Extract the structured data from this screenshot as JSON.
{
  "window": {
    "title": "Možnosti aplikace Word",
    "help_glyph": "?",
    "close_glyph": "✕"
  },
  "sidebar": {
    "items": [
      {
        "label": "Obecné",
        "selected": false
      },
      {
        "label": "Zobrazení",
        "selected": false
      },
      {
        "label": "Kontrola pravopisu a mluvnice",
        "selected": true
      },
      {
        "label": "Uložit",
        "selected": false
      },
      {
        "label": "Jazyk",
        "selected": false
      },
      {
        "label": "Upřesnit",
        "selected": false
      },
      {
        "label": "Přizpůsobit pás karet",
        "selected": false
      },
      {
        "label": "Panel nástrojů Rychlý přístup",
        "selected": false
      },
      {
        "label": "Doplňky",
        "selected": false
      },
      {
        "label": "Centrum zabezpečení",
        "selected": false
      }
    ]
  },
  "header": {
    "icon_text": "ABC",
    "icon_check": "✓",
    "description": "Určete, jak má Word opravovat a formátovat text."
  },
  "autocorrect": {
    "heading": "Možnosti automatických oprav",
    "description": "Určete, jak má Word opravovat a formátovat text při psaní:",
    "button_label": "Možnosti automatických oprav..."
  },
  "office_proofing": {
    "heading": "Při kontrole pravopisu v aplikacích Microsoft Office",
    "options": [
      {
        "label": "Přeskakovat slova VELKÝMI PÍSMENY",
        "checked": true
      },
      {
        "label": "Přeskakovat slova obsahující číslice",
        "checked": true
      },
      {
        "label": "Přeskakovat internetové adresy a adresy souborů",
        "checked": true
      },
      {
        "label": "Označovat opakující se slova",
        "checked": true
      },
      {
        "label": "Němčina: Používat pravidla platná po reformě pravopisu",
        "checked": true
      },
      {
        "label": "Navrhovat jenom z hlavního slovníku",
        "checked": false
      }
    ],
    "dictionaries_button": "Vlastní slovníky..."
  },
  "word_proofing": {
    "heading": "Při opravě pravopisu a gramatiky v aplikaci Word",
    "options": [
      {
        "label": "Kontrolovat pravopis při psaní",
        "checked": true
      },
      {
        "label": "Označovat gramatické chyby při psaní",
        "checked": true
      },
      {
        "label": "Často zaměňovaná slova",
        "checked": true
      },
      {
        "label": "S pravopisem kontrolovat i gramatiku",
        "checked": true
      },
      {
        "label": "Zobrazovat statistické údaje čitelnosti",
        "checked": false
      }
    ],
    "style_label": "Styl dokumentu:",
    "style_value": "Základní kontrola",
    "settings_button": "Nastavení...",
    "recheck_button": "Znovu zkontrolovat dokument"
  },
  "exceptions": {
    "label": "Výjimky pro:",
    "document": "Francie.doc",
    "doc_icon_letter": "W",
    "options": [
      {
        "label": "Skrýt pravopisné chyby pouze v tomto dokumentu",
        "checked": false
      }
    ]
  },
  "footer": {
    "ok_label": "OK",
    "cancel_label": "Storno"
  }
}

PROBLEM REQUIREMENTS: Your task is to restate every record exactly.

OUTPUT OF THE TASK:
Extract the structured data from this screenshot as JSON.
{
  "window": {
    "title": "Možnosti aplikace Word",
    "help_glyph": "?",
    "close_glyph": "✕"
  },
  "sidebar": {
    "items": [
      {
        "label": "Obecné",
        "selected": false
      },
      {
        "label": "Zobrazení",
        "selected": false
      },
      {
        "label": "Kontrola pravopisu a mluvnice",
        "selected": true
      },
      {
        "label": "Uložit",
        "selected": false
      },
      {
        "label": "Jazyk",
        "selected": false
      },
      {
        "label": "Upřesnit",
        "selected": false
      },
      {
        "label": "Přizpůsobit pás karet",
        "selected": false
      },
      {
        "label": "Panel nástrojů Rychlý přístup",
        "selected": false
      },
      {
        "label": "Doplňky",
        "selected": false
      },
      {
        "label": "Centrum zabezpečení",
        "selected": false
      }
    ]
  },
  "header": {
    "icon_text": "ABC",
    "icon_check": "✓",
    "description": "Určete, jak má Word opravovat a formátovat text."
  },
  "autocorrect": {
    "heading": "Možnosti automatických oprav",
    "description": "Určete, jak má Word opravovat a formátovat text při psaní:",
    "button_label": "Možnosti automatických oprav..."
  },
  "office_proofing": {
    "heading": "Při kontrole pravopisu v aplikacích Microsoft Office",
    "options": [
      {
        "label": "Přeskakovat slova VELKÝMI PÍSMENY",
        "checked": true
      },
      {
        "label": "Přeskakovat slova obsahující číslice",
        "checked": true
      },
      {
        "label": "Přeskakovat internetové adresy a adresy souborů",
        "checked": true
      },
      {
        "label": "Označovat opakující se slova",
        "checked": true
      },
      {
        "label": "Němčina: Používat pravidla platná po reformě pravopisu",
        "checked": true
      },
      {
        "label": "Navrhovat jenom z hlavního slovníku",
        "checked": false
      }
    ],
    "dictionaries_button": "Vlastní slovníky..."
  },
  "word_proofing": {
    "heading": "Při opravě pravopisu a gramatiky v aplikaci Word",
    "options": [
      {
        "label": "Kontrolovat pravopis při psaní",
        "checked": true
      },
      {
        "label": "Označovat gramatické chyby při psaní",
        "checked": true
      },
      {
        "label": "Často zaměňovaná slova",
        "checked": true
      },
      {
        "label": "S pravopisem kontrolovat i gramatiku",
        "checked": true
      },
      {
        "label": "Zobrazovat statistické údaje čitelnosti",
        "checked": false
      }
    ],
    "style_label": "Styl dokumentu:",
    "style_value": "Základní kontrola",
    "settings_button": "Nastavení...",
    "recheck_button": "Znovu zkontrolovat dokument"
  },
  "exceptions": {
    "label": "Výjimky pro:",
    "document": "Francie.doc",
    "doc_icon_letter": "W",
    "options": [
      {
        "label": "Skrýt pravopisné chyby pouze v tomto dokumentu",
        "checked": false
      }
    ]
  },
  "footer": {
    "ok_label": "OK",
    "cancel_label": "Storno"
  }
}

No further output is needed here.